I didn’t know how lucky I was to have a normal first pregnancy.
When I found out I was pregnant with my second child, I just assumed it would go well. I made sure I ate my fruits and vegetables, eliminated caffeine and took my vitamins. But for some reason, something was always just “off” about my second pregnancy. I felt less energetic, overall unwell and more anxious.
When my blood pressure went up around 20 weeks, I didn’t really think a lot about it. The doctor put me on medicine and followed me more closely.
But something had already started in my body that no one could stop.
Once the protein showed up in my urine, things went downhill fast. The swelling began, my platelet count crashed and my blood pressure skyrocketed. I was hospitalized at 24 weeks with severe preeclampsia and six very traumatic, stressful days later, my second child was forced silently into the world. Way too soon.
My husband and I found ourselves back at the children’s hospital. We knew all about pediatric oncology, but we didn’t know a thing about preemies, especially micro preemies. We were shocked at how tiny everything was, especially the precious fingers and toes on our red, transparent… baby? That was our baby?
I speak often on the kid’s issues and rarely talk about mine. No one told me how I would feel. That having a child four months early would send me into mourning for the loss of the pregnancy itself.
In the hospital, every time I heard the music signal a new baby was born, it sounded more like the scary nursery music in a horror movie. I was recovering from a C-section with a baby fighting for her one-pound life in the NICU and hearing other moms give birth to healthy babies. Those stupid, lucky other mothers.
I felt like a failure. I’d had two children; the first got cancer and now the second one was probably going to die because I couldn’t hold up my end of the bargain.
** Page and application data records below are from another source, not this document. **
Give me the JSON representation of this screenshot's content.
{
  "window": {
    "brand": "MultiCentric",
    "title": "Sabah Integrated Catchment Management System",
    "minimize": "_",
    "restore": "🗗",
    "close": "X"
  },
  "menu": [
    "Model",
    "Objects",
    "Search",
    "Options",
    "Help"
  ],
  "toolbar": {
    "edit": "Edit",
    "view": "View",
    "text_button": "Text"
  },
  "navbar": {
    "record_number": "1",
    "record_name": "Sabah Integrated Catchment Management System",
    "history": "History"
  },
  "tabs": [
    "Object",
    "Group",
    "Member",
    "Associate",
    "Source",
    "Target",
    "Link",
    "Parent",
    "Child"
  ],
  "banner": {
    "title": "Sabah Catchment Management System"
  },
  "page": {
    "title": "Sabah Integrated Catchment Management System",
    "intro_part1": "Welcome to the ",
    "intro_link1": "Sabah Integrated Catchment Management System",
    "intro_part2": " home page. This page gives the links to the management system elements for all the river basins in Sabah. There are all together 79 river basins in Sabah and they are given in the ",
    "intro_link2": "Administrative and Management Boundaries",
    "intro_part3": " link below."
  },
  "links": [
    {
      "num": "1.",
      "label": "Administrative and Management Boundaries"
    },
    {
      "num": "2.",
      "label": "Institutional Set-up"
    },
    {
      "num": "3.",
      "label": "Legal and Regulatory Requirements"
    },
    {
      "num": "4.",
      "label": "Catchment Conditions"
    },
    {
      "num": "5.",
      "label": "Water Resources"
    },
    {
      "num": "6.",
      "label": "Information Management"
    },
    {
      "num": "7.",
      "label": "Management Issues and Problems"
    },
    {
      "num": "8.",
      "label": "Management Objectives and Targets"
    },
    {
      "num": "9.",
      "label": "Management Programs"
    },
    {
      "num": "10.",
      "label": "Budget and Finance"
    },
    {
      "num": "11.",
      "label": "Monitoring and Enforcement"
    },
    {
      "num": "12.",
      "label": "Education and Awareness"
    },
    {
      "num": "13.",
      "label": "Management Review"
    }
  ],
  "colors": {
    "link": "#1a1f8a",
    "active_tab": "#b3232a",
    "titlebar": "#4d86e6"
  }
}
I’d brought our whole family back into the world of sickness and worry. The guilt was all-encompassing.